In the conclusion to Reinventing Collapse, Dmitry Orlov says, “I have worked very hard to write a book on an important but seriously depressing subject that’s nevertheless fun to read.” Thanks to a lively inductive faculty, a fast-paced narrative structure, and a Saharan sense of humor, he has succeeded in the extreme. On the other hand, I almost always enjoy reading dire predictions about what will happen when the oil runs out. So maybe I’m predisposed to find this book a gas.
But how, you might ask, do collapse and its reinvention intersect with the trike lane? Well, Orlov has lots to say about transportation in the post-cheap-oil age. In a speech given in 2009 in San Francisco, Orlov asked, “So, what can we do to get our…missions accomplished in spite of chronic fuel shortages? The most obvious idea, of course, is to not use any fuel. Bicycles, and cargo bikes in particular, are an excellent adaptation.” He also suggests that those interested in retaining the ability to haul heavy stuff (without stooping to pushing shopping carts) “start breeding donkeys. Horses are finicky and expensive, but donkeys can be very cost-effective and make good pack animals.” (His other recommendation in the fuel-free category is the sailboat. The Brooklyn-based Mast Brothers have gotten out in front on that one: This past June they hauled 20 tons of cacao beans from the Dominican Republic to Red Hook by cargo sailboat.)
In fact, donkeys might be a surer bet than trikes in a time of steep energy descent, since trikes have a couple of the same weaknesses that cars do: First, they’re easiest to ride on smooth, paved roads. Second, the parts they’re made of (and the raw materials used to fashion those parts) hail from all over the globe. How would an operator get hold of new trikes, or replacement parts, in the event of a combination transportation/trade breakdown? New donkeys, on the other hand, are one thing we (or anyway a couple of enterprising donkeys) are still capable of making here in America. Replacement donkey parts? They roll their own, out of carbohydrate, fat, and protein.

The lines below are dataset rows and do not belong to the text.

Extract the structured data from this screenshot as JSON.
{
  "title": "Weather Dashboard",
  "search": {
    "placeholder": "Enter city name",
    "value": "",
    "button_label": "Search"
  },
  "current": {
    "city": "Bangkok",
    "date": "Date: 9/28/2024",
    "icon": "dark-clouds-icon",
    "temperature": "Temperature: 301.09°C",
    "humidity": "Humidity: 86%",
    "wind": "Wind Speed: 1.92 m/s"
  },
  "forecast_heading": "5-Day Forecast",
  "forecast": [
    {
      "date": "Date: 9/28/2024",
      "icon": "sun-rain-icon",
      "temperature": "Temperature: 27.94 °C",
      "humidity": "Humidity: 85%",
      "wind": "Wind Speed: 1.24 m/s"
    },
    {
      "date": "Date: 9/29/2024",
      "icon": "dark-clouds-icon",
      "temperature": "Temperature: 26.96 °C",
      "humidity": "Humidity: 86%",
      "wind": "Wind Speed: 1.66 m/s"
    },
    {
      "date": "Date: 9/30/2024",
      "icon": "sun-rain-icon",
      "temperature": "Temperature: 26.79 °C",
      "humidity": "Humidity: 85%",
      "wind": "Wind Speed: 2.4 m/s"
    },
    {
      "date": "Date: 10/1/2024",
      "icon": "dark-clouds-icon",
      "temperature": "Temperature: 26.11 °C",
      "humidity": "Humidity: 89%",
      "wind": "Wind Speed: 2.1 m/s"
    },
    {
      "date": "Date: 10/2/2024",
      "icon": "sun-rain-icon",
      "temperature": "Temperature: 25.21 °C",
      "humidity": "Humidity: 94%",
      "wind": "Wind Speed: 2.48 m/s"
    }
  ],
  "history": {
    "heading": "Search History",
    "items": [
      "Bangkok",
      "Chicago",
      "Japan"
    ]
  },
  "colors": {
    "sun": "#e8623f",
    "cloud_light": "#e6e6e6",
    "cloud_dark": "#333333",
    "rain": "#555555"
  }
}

For trikes, the parts problem is probably the greater concern; the road issue has workarounds. It may be highly unpleasant to ride a trike over, say, Belgian blocks, but it’s not impossible. Also, while I doubt that any non-petroleum-based road surface will ever be quite as silky as asphalt, it is quite possible to create an acceptably smooth cycling surface from well-laid red brick, or blue stone. Heck, wooden planks would work as well – don’t I bike over the Brooklyn Bridge a half dozen times a week? (By the way, check out the new “Pedestrian Safety” agents on the promenade – finally, some peacekeepers in the war zone!)
At a museum in Union, Maine, last month, I saw an ancient bicycle made (I believe) of iron, wood, and rubber. It had solid tires (not ideal, when you’re speeding down a paved bike path; possibly ideal when you’re, say, hauling potatoes over a rutted road). It was definitely made in the USA. Of course, we don’t have rubber trees here – but once the automobile becomes obsolete, there’ll be plenty of old car tires ready to be repurposed for use on bikes. I wonder how many bikes you can outfit with tires from a single car?
And speaking of repurposing: Wouldn’t it be exciting if the High Line became a train route again? If Chelsea Piers (for example) became a giant farmers’ market, supplied by barges chugging down from the Hudson Valley? If, in general, infrastructure converted to luxury use were to regain the virtue of necessity? It will be fascinating to watch this vibrant and preposterous island of ours shed its petroleum-predicated pretensions.